The following basic principles should apply for multi-step forms:
- Repeat overall instructions on every page.
- Split the form up according to its logical groups of controls. For example, in an online shop, shipping and payment information are typically separated.
- Make it easy to recognize and to skip optional stages. For example, highlight optional steps in the main heading of the web page and provide an option to skip.
- If possible, don’t set a time limit to fill out the form. If a time limit is required, provide a feature that allows the user to adjust or extend the time limit.
If possible, the first step of a form should explain how many steps will follow. Each step should inform the user about the progress they are making.
Using the page title
<title> element is the first item read by many people, such as screen reader users. Changing the title of the page to include the progress gives immediate feedback. This information should precede other information provided in the title, such as the name of the step or any error notifications.
Using the main heading
Using the main heading to inform users is a good way to provide the same information for people scanning the page visually, as the main heading usually is prominent in the document.
Using the HTML5 progress element
HTML5 provides a
progress element that can be used to inform users about the progress. This can be particularly useful in situations where the number of steps depends on user input, such as in a survey where steps are skipped depending on how questions were answered.
The progress element, like other form elements, is a component from the operating system rendered directly on the website. Those components are animated in some operating systems which would violate WCAG’s 2.2.2 Pause, Stop, Hide success criterion that requires that users are able to disable an animation that starts automatically, lasts more than 5 seconds and is presented in parallel with other content.
The animation can be stopped by using custom styling with browser-specific CSS as shown below.
Using step-by-step indicator
If a form has a known number of steps to be completed, a step-by-step indicator can help users orient themselves. In the example below, we use an ordered list with a list item for every step. Visually hidden text is used to indicate the current and completed steps.

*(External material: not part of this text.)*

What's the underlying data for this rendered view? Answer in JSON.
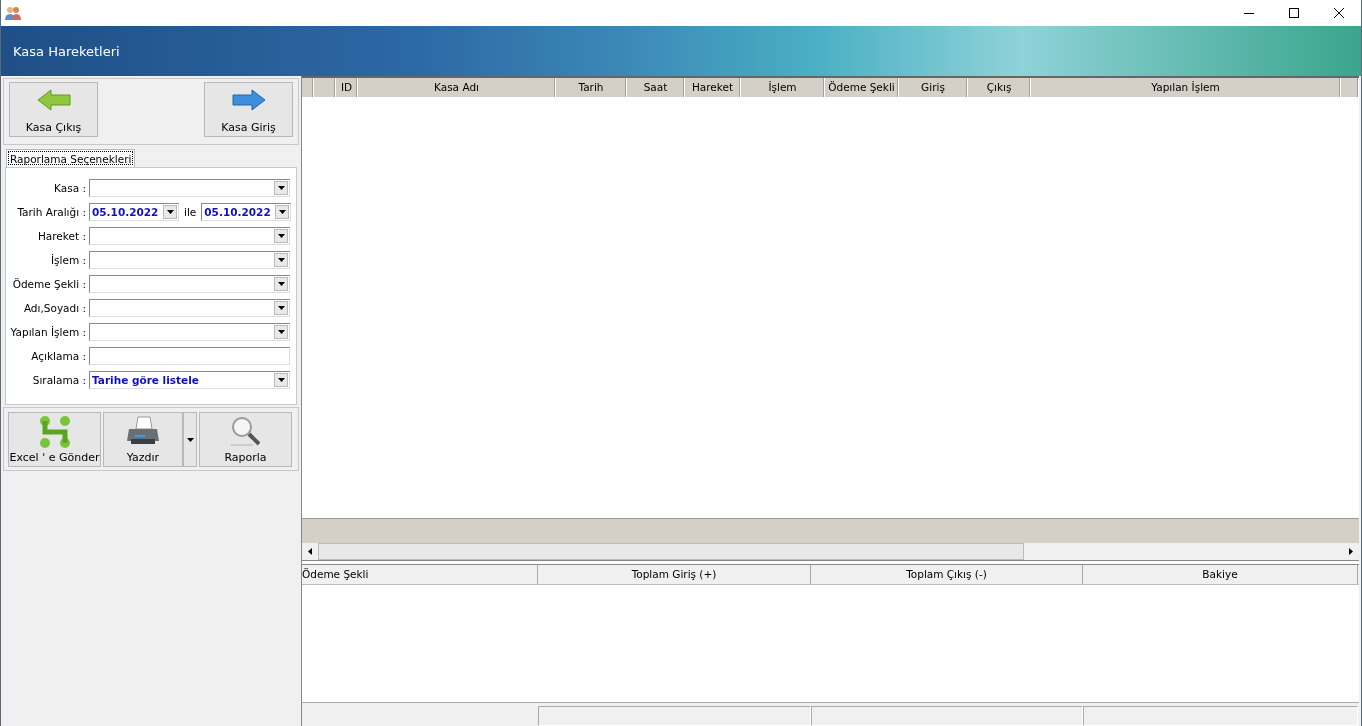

If possible, provide a link to steps already completed, so the user can review them. In this case, any data already entered in the current step should be saved.Back to Top